One thing I found surprising was the amount of homeless I saw in parks, on the beach, and under an overpass we drove under. They put up tarps and kept their stuff in piles at their staked ground, and didn’t seem to bother anyone. They seemed to coexist with tourists pretty well. I guess if I was homeless that would be the best place. They slept by day and roamed at night, so I didn’t get a sense of people out putting in job apps.
The flowers and greenery were beautiful. We didn’t see much wildlife, not even a lot of seabirds. I did see one mongoose running into a patch of bushes.
One really cool thing I saw was several bicycles with surfboard holders on the side. The board rode sidesaddle and probably had more priority than a person would have. Lots of surfers on the island.
One thing I did not get to do on this trip was the kayaking I had planned, or any hiking. Not enough time to do everything. Next round I plan to make it more of a priority. Kayaking to the twin Moki Islands or hiking to waterfalls of the national park would have been fun. The mountainous, interior potion of the island would take up a week I’m sure, if time allowed. I like to experience places, not just see them from a car.
The language is fun to experience; “Kane” means man and “Wahine” means woman. Aloha simply means love. It can also mean hello, or goodbye with the understanding you will return, according to one explanation I heard in the island. Swimming in the Pacific proved an interesting encounter. I heard several different dialects when I was out in the water, from different families from Japan, Germany, and various accents of the English language. The island truly is a melting pot of visitors and locals as well.
On the last night we took one more dip in the Pacific before heading back to pack. I walked a short distance out on a pier and stepped up onto lava rock to the right, piled high against the pier as a barrier to keep waves from sweeping you off. I watched fireworks out over the water, reflecting reds, whites, blues, and greens in a line across the water that stretched toward the gathering of beachgoers like multicolored spotlights. Mixed in I watched lights from passenger planes taking off and heading back toward the US mainland. Walking back, an elderly gentleman crossing street on a motorized cart stopped us and asked, “Hey, you know why the palm trees are all crooked? Because they were planted by our government.” Funny guy.
I have to comment on the Honolulu Airport. After going through TSA security we headed toward our gate, with a couple of hours to spare. That’s how I like to travel; arrive early and stress free. Approaching the section of gates we needed we passed through an open air section with a creek and trees below; seemed fitting for such a beautiful island. And, the fresh leis are a treat. You won’t receive one as you step off the plane like you see on TV, but they are everywhere. It’s part of the experience.

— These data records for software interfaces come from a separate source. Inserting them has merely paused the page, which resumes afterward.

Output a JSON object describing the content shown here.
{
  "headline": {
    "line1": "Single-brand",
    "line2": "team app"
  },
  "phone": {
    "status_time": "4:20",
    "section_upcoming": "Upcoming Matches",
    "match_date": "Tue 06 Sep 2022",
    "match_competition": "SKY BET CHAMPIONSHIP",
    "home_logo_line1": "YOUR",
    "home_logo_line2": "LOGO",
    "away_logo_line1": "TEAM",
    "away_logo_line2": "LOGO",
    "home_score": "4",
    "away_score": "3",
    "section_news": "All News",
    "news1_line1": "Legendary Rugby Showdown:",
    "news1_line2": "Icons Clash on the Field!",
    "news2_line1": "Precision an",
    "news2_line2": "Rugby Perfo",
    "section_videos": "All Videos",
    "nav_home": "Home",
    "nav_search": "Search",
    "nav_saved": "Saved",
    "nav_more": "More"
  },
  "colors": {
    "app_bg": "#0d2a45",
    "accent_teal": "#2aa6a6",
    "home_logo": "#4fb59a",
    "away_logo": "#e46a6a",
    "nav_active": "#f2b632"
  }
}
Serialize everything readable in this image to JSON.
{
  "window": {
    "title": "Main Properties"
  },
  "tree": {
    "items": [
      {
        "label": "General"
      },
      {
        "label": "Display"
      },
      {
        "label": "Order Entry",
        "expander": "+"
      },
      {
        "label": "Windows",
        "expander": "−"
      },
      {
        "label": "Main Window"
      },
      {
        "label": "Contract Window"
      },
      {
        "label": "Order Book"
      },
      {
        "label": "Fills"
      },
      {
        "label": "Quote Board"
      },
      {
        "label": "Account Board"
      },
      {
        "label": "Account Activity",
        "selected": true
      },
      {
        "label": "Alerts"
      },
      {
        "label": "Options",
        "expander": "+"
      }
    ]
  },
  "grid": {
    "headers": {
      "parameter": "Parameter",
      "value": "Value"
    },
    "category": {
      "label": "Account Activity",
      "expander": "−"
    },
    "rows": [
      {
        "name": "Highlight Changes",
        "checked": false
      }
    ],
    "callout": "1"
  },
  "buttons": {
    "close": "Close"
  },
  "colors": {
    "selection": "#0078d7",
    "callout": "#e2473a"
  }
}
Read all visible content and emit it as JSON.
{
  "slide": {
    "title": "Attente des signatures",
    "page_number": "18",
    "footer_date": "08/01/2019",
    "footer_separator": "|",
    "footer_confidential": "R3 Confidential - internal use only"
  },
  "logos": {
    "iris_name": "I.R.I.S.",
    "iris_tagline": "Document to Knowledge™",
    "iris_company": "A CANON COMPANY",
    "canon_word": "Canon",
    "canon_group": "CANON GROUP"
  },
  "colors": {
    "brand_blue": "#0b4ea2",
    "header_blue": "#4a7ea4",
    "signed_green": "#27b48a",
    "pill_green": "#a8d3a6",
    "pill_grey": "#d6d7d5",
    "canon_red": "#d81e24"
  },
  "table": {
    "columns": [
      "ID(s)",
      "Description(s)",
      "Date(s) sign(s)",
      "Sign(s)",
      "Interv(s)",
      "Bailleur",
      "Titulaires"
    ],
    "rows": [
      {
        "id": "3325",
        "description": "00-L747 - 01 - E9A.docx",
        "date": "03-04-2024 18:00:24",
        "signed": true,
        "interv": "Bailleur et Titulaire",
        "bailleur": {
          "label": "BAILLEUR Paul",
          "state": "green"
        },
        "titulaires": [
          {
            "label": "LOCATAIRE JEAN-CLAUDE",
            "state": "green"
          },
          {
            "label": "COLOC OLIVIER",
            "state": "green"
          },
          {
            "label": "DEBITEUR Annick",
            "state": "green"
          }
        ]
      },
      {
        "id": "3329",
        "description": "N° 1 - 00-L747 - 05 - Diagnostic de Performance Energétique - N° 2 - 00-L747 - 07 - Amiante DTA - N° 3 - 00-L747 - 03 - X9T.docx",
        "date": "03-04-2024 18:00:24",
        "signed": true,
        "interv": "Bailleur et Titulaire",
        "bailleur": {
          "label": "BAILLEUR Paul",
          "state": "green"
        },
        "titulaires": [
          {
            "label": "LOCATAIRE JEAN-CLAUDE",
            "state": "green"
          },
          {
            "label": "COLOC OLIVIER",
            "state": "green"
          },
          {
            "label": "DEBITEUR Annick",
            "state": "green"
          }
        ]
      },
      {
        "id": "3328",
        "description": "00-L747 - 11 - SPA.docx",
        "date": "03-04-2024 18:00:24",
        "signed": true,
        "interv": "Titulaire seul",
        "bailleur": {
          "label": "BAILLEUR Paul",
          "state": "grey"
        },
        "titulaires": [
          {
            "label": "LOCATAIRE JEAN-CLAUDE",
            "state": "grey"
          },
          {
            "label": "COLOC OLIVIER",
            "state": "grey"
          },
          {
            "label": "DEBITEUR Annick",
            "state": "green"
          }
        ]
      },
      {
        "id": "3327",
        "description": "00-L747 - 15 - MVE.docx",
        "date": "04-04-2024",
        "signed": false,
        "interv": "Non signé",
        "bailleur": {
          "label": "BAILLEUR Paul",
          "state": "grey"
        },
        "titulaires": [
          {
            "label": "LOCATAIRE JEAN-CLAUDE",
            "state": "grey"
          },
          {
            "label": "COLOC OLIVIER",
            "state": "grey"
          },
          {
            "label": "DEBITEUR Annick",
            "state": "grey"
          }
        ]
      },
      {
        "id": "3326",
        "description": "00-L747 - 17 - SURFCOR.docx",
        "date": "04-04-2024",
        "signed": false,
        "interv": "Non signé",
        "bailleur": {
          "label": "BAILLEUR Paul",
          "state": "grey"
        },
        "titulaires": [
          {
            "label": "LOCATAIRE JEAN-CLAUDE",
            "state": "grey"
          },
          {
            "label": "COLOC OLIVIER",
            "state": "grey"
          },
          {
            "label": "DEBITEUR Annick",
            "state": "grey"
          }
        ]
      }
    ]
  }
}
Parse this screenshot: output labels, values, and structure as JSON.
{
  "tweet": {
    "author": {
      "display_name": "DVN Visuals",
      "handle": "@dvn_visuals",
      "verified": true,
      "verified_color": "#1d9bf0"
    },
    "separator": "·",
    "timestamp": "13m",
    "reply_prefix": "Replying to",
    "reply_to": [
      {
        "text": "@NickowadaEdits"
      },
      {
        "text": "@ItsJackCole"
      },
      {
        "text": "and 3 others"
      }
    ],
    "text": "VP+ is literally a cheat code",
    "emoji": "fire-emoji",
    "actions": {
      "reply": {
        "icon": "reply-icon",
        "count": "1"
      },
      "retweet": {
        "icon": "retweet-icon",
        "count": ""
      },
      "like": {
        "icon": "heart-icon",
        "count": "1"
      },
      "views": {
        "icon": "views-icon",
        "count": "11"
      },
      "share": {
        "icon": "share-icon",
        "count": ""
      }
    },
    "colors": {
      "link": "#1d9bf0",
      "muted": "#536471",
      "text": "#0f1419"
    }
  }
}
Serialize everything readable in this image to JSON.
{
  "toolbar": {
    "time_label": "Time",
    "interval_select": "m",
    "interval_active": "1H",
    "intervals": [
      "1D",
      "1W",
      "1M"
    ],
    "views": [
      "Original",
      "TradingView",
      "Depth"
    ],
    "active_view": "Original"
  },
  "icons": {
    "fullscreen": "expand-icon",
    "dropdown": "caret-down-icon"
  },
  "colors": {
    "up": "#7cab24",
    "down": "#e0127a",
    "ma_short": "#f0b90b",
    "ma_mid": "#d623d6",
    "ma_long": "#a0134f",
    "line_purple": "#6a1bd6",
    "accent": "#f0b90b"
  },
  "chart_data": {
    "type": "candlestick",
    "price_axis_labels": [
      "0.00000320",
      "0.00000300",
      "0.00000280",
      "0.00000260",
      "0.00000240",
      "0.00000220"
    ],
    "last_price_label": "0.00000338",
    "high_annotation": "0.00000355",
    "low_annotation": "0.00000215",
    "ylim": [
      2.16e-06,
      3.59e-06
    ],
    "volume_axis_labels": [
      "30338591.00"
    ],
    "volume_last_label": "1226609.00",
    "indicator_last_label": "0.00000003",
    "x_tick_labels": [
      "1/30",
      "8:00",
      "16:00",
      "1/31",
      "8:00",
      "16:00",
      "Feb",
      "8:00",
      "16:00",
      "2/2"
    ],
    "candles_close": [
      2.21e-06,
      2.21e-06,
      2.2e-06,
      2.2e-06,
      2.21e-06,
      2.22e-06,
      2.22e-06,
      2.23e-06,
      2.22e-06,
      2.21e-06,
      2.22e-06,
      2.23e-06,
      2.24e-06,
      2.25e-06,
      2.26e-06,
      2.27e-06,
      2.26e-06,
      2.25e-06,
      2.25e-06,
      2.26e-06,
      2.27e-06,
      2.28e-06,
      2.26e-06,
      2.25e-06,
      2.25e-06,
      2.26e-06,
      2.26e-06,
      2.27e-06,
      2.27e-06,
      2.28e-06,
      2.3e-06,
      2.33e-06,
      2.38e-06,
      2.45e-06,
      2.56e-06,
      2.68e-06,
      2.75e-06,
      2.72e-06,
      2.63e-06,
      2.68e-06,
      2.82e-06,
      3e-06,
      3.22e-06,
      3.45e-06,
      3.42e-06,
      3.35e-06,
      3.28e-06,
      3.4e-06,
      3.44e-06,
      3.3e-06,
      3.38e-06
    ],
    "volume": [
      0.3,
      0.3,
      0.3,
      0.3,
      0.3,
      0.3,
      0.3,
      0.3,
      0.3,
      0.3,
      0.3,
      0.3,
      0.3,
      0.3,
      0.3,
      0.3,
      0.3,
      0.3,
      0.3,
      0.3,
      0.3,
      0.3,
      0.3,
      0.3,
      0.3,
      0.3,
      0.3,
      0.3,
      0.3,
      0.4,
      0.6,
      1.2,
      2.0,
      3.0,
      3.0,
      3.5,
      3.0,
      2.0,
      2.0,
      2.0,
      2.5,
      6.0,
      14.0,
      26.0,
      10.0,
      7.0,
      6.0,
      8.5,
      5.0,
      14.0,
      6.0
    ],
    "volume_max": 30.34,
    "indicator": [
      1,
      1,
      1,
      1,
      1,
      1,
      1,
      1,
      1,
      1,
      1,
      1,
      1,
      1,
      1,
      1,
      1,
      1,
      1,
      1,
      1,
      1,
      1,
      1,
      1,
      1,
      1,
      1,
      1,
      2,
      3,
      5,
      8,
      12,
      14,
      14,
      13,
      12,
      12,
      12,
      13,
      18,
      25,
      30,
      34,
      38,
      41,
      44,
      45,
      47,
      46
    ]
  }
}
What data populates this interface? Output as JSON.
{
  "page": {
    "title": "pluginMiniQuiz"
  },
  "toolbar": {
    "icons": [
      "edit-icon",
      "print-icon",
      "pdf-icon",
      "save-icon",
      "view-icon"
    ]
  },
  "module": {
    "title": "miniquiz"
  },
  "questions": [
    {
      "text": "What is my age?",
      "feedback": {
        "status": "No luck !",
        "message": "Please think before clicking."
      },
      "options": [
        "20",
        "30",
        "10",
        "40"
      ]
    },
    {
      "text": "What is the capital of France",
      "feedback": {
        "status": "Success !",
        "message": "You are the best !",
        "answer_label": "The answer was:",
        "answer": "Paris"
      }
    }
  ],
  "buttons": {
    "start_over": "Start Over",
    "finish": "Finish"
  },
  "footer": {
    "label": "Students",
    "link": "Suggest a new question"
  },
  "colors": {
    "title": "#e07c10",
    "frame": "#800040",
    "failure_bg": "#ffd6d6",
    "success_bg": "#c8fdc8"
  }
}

On our way home, approaching the Los Angeles airport for a layover of 3+ hours, we saw the sun set and drop below the mountains along the California coast. Approaching Atlanta, the sunrise lit up the sky just before landing, leaving a surreal looking reflection of the ball of the sun on a thin layer of clouds that extended to the brightest point of the morning sky; so we followed the sun all the way home on a journey we will never forget.